* What you are asked to do
Exclude the pictures and repeat all of the data exactly.

-- Data extracts follows --

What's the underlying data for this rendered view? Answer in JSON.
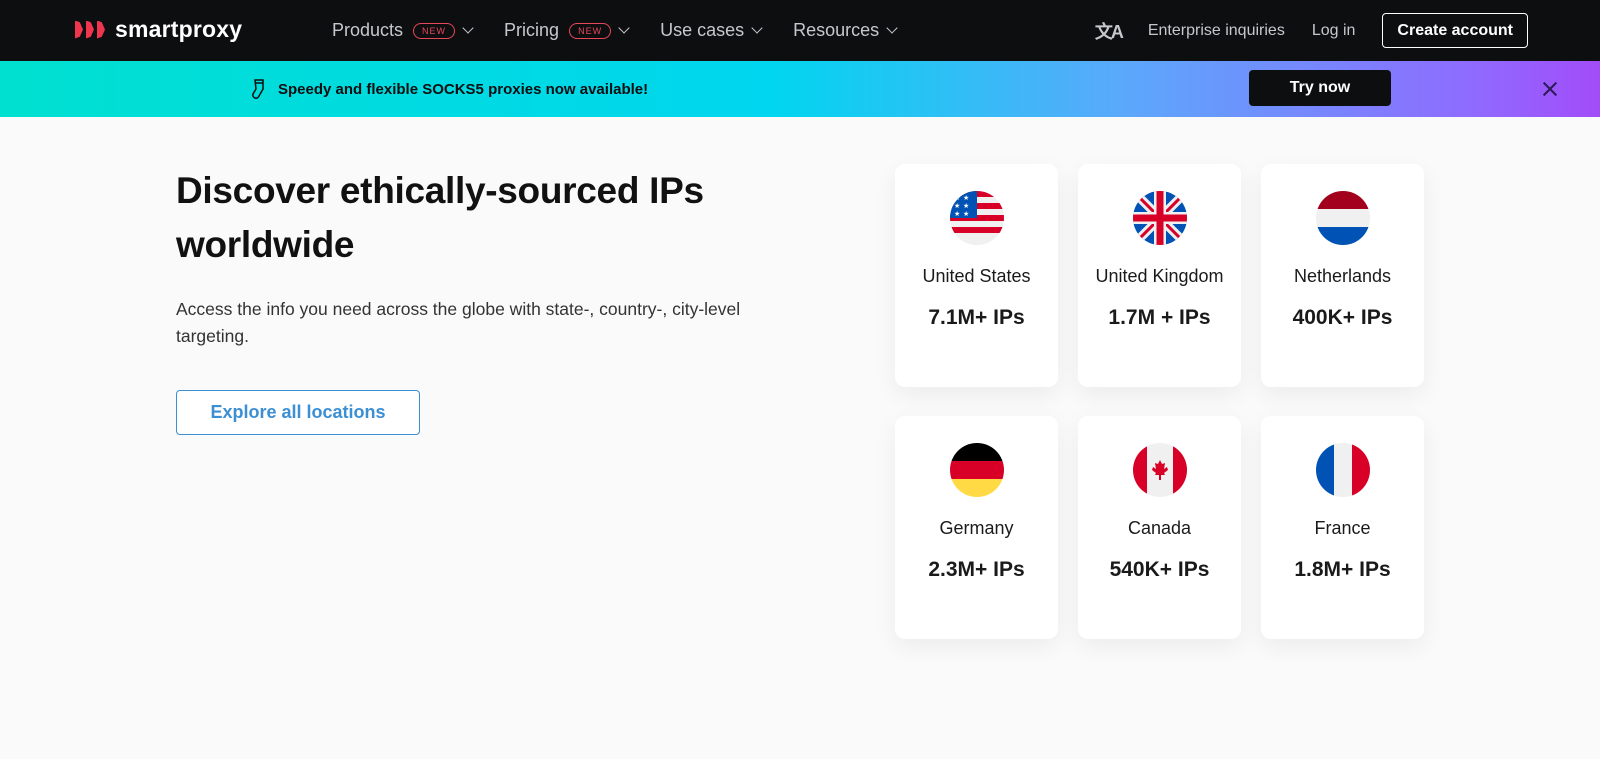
{
  "nav": {
    "brand": "smartproxy",
    "menu": [
      {
        "label": "Products",
        "badge": "NEW"
      },
      {
        "label": "Pricing",
        "badge": "NEW"
      },
      {
        "label": "Use cases"
      },
      {
        "label": "Resources"
      }
    ],
    "translate_icon": "translate-icon",
    "enterprise": "Enterprise inquiries",
    "login": "Log in",
    "create_account": "Create account"
  },
  "banner": {
    "icon": "sock-icon",
    "text": "Speedy and flexible SOCKS5 proxies now available!",
    "cta": "Try now",
    "close_icon": "close-icon"
  },
  "hero": {
    "title": "Discover ethically-sourced IPs worldwide",
    "description": "Access the info you need across the globe with state-, country-, city-level targeting.",
    "cta": "Explore all locations"
  },
  "locations": [
    {
      "country": "United States",
      "count": "7.1M+ IPs",
      "flag": "us-flag"
    },
    {
      "country": "United Kingdom",
      "count": "1.7M + IPs",
      "flag": "uk-flag"
    },
    {
      "country": "Netherlands",
      "count": "400K+ IPs",
      "flag": "nl-flag"
    },
    {
      "country": "Germany",
      "count": "2.3M+ IPs",
      "flag": "de-flag"
    },
    {
      "country": "Canada",
      "count": "540K+ IPs",
      "flag": "ca-flag"
    },
    {
      "country": "France",
      "count": "1.8M+ IPs",
      "flag": "fr-flag"
    }
  ],
  "colors": {
    "nav_bg": "#0d0e10",
    "brand_red": "#f0364f",
    "accent_blue": "#3d8fd4",
    "page_bg": "#fafafa"
  }
}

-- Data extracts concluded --

* Expected output
What's the underlying data for this rendered view? Answer in JSON.
{
  "nav": {
    "brand": "smartproxy",
    "menu": [
      {
        "label": "Products",
        "badge": "NEW"
      },
      {
        "label": "Pricing",
        "badge": "NEW"
      },
      {
        "label": "Use cases"
      },
      {
        "label": "Resources"
      }
    ],
    "translate_icon": "translate-icon",
    "enterprise": "Enterprise inquiries",
    "login": "Log in",
    "create_account": "Create account"
  },
  "banner": {
    "icon": "sock-icon",
    "text": "Speedy and flexible SOCKS5 proxies now available!",
    "cta": "Try now",
    "close_icon": "close-icon"
  },
  "hero": {
    "title": "Discover ethically-sourced IPs worldwide",
    "description": "Access the info you need across the globe with state-, country-, city-level targeting.",
    "cta": "Explore all locations"
  },
  "locations": [
    {
      "country": "United States",
      "count": "7.1M+ IPs",
      "flag": "us-flag"
    },
    {
      "country": "United Kingdom",
      "count": "1.7M + IPs",
      "flag": "uk-flag"
    },
    {
      "country": "Netherlands",
      "count": "400K+ IPs",
      "flag": "nl-flag"
    },
    {
      "country": "Germany",
      "count": "2.3M+ IPs",
      "flag": "de-flag"
    },
    {
      "country": "Canada",
      "count": "540K+ IPs",
      "flag": "ca-flag"
    },
    {
      "country": "France",
      "count": "1.8M+ IPs",
      "flag": "fr-flag"
    }
  ],
  "colors": {
    "nav_bg": "#0d0e10",
    "brand_red": "#f0364f",
    "accent_blue": "#3d8fd4",
    "page_bg": "#fafafa"
  }
}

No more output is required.